- Society changes rapidly as new technology is introduced and imporived communications lead to globalization of socail life
Modernity & the family
- Some bleive that the development of the family has been in 3 stages:
1. Pre-modern, Pre-industrial society: life was relatively stable and predictable, people actd on the basis of tradition and roles within society were relatively fixed.
2. Modern, Industrial society- social life becomes based upoin rationality rather than tradition and the teachings of religion, instead of acting in ways that rligious leaders tell them to, or in the way they been brought u to behave, people calculate how they should act to achieve certain goals and this guides their behavoir (and possibly aspirations) As a result, social life is less predictable and increased uncertainty and more rapid change is introduced.
3.Postmodern, Post-industrial- Leads to a decline in rationality, more choices are open to indiiduals and their identity becomes less fixed, resulting in even more uncertainty and change that was typical of the modern era.
Relationships int he mdern world (modernity)- Anth
- Believes that intimate relationships have changed with modernity

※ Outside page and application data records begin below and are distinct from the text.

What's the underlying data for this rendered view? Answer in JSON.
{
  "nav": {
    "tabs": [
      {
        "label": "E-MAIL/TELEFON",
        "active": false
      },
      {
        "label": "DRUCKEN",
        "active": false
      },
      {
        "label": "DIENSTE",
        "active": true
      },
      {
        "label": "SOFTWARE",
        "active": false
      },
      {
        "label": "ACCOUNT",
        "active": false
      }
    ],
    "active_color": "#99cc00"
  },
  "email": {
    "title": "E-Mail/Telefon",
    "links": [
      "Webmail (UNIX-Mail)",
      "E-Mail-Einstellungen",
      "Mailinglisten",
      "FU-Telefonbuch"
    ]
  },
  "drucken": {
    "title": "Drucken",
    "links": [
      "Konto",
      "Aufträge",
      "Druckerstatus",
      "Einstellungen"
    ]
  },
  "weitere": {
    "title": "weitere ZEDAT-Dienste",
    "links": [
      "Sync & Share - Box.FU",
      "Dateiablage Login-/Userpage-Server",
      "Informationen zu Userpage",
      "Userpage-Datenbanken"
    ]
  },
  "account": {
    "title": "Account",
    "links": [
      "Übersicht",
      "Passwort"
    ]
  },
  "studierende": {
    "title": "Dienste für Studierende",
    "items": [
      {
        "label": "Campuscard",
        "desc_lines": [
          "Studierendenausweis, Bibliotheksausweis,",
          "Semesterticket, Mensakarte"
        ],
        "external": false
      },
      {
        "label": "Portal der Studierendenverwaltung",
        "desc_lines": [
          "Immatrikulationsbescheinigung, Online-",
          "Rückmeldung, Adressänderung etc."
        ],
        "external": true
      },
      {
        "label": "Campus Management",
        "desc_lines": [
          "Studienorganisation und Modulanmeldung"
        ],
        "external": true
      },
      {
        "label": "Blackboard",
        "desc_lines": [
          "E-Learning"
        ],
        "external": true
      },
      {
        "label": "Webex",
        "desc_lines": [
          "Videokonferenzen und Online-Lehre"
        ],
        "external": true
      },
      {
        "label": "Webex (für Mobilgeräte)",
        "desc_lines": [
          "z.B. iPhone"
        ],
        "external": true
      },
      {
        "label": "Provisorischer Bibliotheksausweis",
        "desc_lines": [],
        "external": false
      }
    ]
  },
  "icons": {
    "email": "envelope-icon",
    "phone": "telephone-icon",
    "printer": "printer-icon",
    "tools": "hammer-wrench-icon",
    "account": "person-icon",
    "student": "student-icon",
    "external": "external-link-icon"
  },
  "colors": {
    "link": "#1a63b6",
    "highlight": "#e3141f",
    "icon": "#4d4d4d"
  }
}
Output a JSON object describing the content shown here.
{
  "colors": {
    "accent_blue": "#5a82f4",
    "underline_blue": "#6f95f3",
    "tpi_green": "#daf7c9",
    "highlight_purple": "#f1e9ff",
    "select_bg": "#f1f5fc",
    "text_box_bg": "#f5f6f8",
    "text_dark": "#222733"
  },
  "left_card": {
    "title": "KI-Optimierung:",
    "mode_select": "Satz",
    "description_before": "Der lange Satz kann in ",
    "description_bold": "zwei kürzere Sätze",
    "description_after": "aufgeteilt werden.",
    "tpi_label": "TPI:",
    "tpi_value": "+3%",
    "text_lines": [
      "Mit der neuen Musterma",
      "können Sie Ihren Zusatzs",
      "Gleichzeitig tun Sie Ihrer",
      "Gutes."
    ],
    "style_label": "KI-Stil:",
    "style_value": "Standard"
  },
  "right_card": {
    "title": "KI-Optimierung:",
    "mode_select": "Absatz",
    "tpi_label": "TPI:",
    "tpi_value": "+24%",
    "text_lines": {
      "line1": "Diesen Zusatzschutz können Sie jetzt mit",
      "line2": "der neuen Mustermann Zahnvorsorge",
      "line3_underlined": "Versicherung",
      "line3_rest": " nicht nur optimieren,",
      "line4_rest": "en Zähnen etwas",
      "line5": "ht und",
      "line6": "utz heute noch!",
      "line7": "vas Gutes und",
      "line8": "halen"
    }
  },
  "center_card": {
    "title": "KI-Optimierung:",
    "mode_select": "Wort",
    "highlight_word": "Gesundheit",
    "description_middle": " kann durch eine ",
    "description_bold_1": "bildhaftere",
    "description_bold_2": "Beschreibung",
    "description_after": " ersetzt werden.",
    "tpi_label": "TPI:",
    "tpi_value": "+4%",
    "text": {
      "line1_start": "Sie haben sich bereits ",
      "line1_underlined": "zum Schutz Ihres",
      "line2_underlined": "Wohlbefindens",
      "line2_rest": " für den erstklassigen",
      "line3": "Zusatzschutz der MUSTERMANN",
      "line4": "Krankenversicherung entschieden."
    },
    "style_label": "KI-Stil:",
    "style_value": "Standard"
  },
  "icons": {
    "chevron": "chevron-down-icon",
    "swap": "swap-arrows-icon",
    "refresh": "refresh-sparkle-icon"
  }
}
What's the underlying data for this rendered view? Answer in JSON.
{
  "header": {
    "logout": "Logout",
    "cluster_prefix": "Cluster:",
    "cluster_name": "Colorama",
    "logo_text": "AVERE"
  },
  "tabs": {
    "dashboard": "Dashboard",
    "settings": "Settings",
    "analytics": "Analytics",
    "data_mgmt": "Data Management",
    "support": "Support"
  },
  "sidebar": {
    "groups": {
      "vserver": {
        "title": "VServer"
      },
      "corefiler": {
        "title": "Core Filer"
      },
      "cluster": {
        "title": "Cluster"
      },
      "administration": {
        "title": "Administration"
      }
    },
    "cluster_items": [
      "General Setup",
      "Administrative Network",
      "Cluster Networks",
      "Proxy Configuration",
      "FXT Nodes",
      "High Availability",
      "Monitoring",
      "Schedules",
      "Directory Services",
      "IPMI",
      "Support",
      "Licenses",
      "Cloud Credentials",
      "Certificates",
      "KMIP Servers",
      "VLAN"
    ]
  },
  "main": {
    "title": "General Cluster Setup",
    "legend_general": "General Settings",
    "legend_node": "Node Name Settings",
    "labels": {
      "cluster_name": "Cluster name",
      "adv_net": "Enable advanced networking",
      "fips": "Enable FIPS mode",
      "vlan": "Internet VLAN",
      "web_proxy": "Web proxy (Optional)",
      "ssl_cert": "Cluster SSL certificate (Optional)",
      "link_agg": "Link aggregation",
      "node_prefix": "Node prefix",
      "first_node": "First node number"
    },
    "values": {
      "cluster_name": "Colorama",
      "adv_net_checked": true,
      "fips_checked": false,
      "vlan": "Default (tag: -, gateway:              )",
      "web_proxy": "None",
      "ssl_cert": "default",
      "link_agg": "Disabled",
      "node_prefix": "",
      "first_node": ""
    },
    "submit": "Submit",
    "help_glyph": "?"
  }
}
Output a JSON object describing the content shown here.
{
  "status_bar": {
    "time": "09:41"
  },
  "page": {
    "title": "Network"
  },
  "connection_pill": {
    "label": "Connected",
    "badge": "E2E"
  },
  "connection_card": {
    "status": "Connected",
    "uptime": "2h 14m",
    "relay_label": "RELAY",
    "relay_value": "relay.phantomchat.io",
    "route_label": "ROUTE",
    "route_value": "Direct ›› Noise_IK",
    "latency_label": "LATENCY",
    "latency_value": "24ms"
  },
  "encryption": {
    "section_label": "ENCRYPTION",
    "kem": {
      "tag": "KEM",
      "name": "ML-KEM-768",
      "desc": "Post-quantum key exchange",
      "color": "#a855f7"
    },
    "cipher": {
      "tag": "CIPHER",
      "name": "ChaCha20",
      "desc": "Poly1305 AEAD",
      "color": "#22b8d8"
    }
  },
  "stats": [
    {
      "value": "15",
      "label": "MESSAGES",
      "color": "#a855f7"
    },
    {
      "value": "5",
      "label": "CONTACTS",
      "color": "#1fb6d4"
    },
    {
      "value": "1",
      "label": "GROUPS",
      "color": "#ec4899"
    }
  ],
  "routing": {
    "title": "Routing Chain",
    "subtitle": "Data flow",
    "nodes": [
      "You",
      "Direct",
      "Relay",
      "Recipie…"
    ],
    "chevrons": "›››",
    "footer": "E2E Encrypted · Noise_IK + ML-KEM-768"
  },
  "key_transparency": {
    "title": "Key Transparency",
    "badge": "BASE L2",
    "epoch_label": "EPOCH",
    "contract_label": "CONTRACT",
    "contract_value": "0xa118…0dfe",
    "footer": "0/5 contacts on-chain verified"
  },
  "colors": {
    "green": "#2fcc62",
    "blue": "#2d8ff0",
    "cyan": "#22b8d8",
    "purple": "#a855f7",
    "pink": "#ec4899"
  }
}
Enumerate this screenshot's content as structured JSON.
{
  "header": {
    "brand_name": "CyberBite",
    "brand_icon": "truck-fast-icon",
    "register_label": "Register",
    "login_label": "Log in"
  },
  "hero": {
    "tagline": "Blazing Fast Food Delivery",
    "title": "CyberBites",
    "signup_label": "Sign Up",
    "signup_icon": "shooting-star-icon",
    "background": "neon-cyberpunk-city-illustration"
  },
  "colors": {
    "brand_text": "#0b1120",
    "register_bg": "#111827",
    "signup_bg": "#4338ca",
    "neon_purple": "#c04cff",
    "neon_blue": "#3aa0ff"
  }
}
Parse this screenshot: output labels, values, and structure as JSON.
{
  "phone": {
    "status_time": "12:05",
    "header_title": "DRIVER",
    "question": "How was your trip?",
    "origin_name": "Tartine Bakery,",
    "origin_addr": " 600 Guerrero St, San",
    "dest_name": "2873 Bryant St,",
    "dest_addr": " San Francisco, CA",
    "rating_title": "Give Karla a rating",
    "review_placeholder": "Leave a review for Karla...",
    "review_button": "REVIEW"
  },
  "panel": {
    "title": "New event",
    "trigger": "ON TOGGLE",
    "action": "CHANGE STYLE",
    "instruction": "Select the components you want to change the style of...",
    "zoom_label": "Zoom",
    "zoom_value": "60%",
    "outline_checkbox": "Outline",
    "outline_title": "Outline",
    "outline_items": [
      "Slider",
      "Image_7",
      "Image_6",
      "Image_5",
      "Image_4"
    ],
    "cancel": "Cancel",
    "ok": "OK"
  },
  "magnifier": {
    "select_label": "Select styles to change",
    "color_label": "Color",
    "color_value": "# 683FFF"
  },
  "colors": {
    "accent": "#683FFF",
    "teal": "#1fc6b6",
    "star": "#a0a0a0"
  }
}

- In early period of Modernity (C18th) marriage became more than an economic arrangement-idea of romantic love developed-marriage partner was idealized as someone who would perfect a person's life
- Late Modernity- more recent changes to modernity- plastic sexuality developed, sex was more for pleasure than to have kids, relationships and marriages no longer een as necessarily being permenant.
- Marriage based on 'confluent love'- love dependent upon partners beneffiting from relationship- divorce and relation breakdown becomes more common
Family & Social Policy
- Family sometimes seen as private, somthing thatgovernment shouldn't interfere with.
- Policies have a drect and indirect impact upon families and the government can deliberately try to interfere in aspects of teh family life-usd to change attitudes and behavoirs. E.g's:
--Education polices = provisions of nursey education and compulsory schooling
--Taxation policies= the way the incomes of people are teaxed
-- Legal changes= divorce law/ child protection legislation
-- Housing policy- suitability and location of housing
-- Health and welfare policies= 'care in community' which affects the responsibilities for relatives
Example of social policy- China's 'One child Polic
- 1980s- due to population beijng youthful to such an extent it was detremental.
- Need to have permission to have children from the government
- Fines are given to people having moe than one child & rewards were given tot hose who just had one
- Rapidly ageing population
- Disproportionaten number of men to females, due to girls being more likely to be aborted- has led to bride-knidnapping in Iran to China
Example of social policy- Russia
- Encourgaed equality between sexes:
-wanted marriages to be totally equal
-Divorce and abortion laws liberalised
-In line with Marxist view that family would not be be necessary in communist socities as they only exist to increase the power of the ruling class
- By 1930s, state was encouraging family life and role of women in giving birth in order to increase size of population
Charles Murray 184- The Underclass
- New Right Theorist
- Arges that an underclasss has been ceated through an over-generous government and welfare payments- harmful to society as he believes it encoruages irresponsible behavoir, which is then copied by children
- Sons of single mothers, with no male role model more likely to turn to crime & drugs
- Daughters of single mothers, more likely to have children outside of marriage- and will then rely on state benefits
Policies that support conventional families:
- the assumption that child benefit should be paid to mothers
- school hours that ssume one parent will be at home in the afternoon, making it ifficult for dual-earner families
- Limited state provisions of care for elderly and the encouragement of relatives-usually daughters- to provide care
Policies that don't support conventional families:
- Gradual liberalisation of divorce laws
- Recognition of gay & lesbian couples
- Increaed provisions of state funding for childcare for children under school age
- Increased police action and concern about domestic violence